1 Department of Epidemiology, University of Pittsburgh Graduate School of Public Health, Pittsburgh, PA, USA
2 Data Coordinating Center, Boston University School of Public Health, Boston, MA, USA
3 Clinical Addiction Research and Education (CARE) Unit, Section of General Internal Medicine, Boston Medical Center and Boston University School of Medicine, Boston, MA, USA
4 Department of Biostatistics, Boston University School of Public Health, Boston, MA, USA
5 Departments of Pathology and Biochemistry, College of Medicine, University of Vermont, Burlington, VT, USA
6 Department of Medicine, University of Minnesota, Hennepin County Medical Center, Minnesota, MN, USA
7 Department of Community Health Sciences, Boston University School of Public Health, Boston, MA, USA
8 Division of General Internal Medicine, Center for Research on Health Care, University of Pittsburgh Medical Center, 230 McKee Pl, Suite 600, Pittsburgh, PA 15213, USA
BMC Infectious Diseases 2013, 13:399 doi:10.1186/1471-2334-13-399Published: 29 August 2013
Assessing whether hepatitis C (HCV) co-infection with human immunodeficiency virus (HIV) is associated with increased inflammation is complex. The liver, integral to inflammatory biomarker synthesis, is compromised by HCV and alcohol abuse. Using single liver-synthesized biomarkers (e.g. C-reactive protein) to represent inflammation may not be appropriate in HIV/HCV co-infection. We hypothesized that 1) detectable HIV/HCV RNA was independently associated with increased inflammation; 2) a composite inflammation measure describes inflammation differently from single inflammatory biomarkers.
We compared inflammation by HIV/HCV group in a cohort of 361 HIV infected participants from the HIV-Longitudinal Interrelationships of Viruses and Ethanol study. Inflammatory biomarkers >75th percentile were considered elevated. Associations between HIV/HCV group and elevated biomarkers were analyzed as a composite measure (inflammatory burden) or individually. We defined inflammatory burden as number of concurrently elevated biomarkers. Biomarkers included interleukin-6 (IL-6), C-reactive protein (CRP), cystatin C, serum amyloid-A (SAA), tumor necrosis factor-alpha (TNF-α), interleukin-10 (IL-10). Covariates: alcohol, liver fibrosis, comorbidities, CD4 count, antiretroviral therapy, substance use.
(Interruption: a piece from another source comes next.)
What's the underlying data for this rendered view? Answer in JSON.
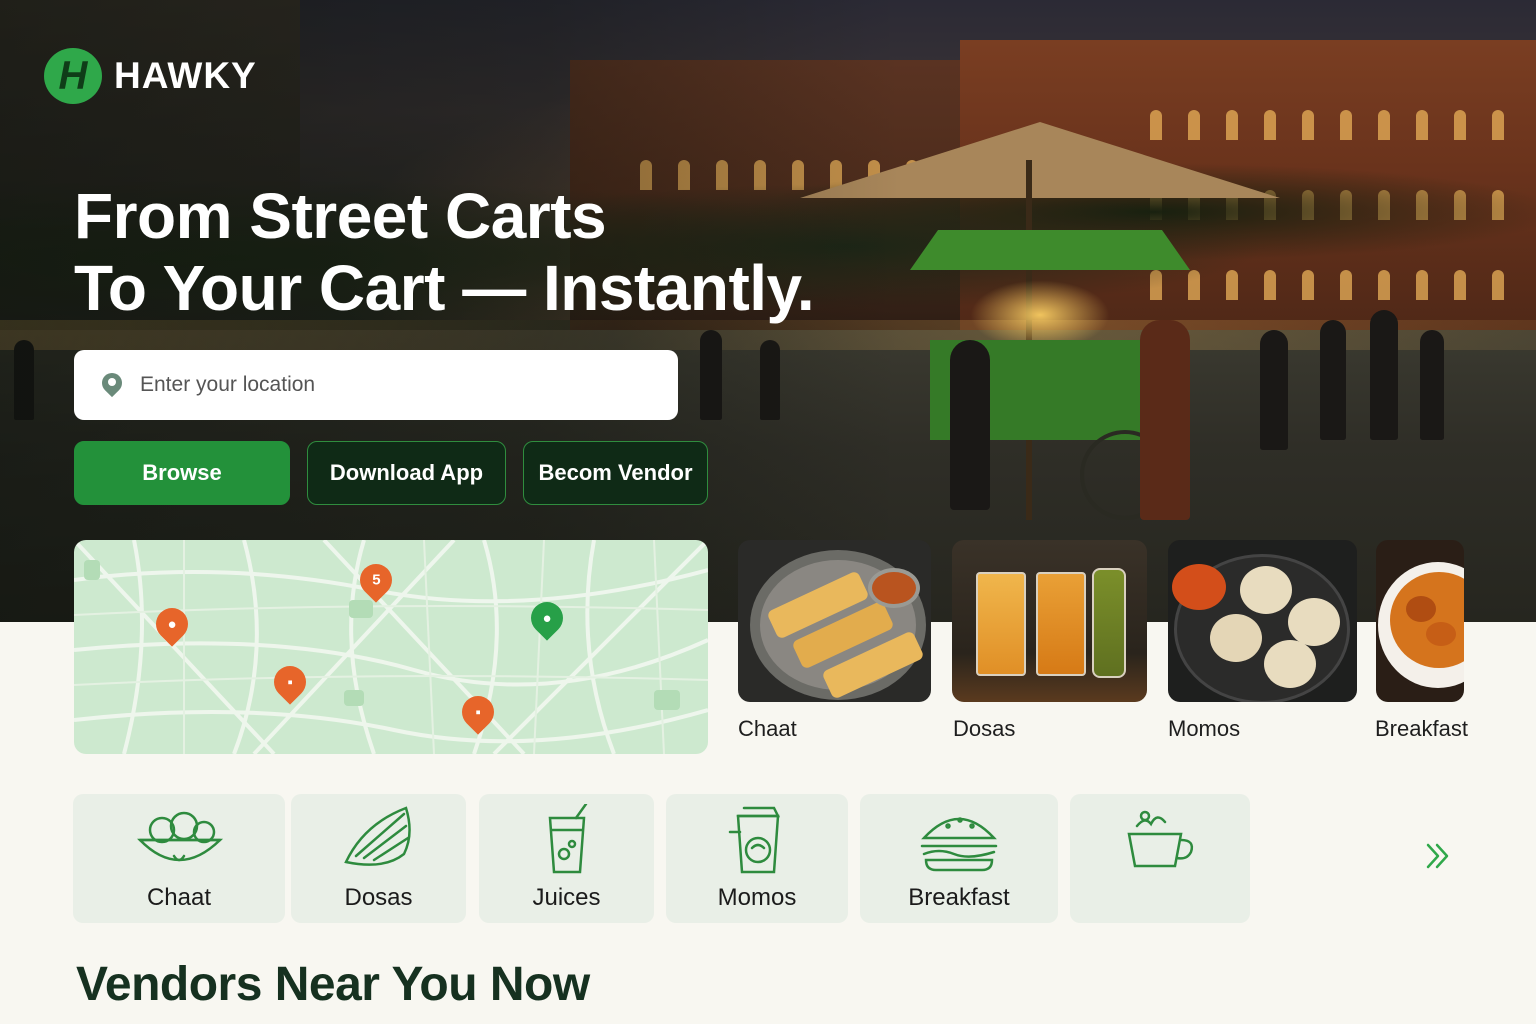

Detectable HIV and HCV RNA (OR = 2.49; 95% CI = 1.05–5.89) and detectable HCV RNA alone (2.95; 1.08–8.01) were independently associated with increased odds of having a greater inflammatory burden compared to undetectable viremia. Elevated IL-10 (7.79; 1.90–31.97) and TNF-α (7.70; 1.42–41.83) were independently associated with detectable HIV and HCV RNA. Elevated IL-10 was also associated with detectable HCV RNA alone (5.51; 1.17, 25.84).
Detectable HIV and HCV replication versus undetectable replication was associated with inflammatory burden and certain inflammatory biomarkers independently of alcohol consumption, liver fibrosis and other comorbidities.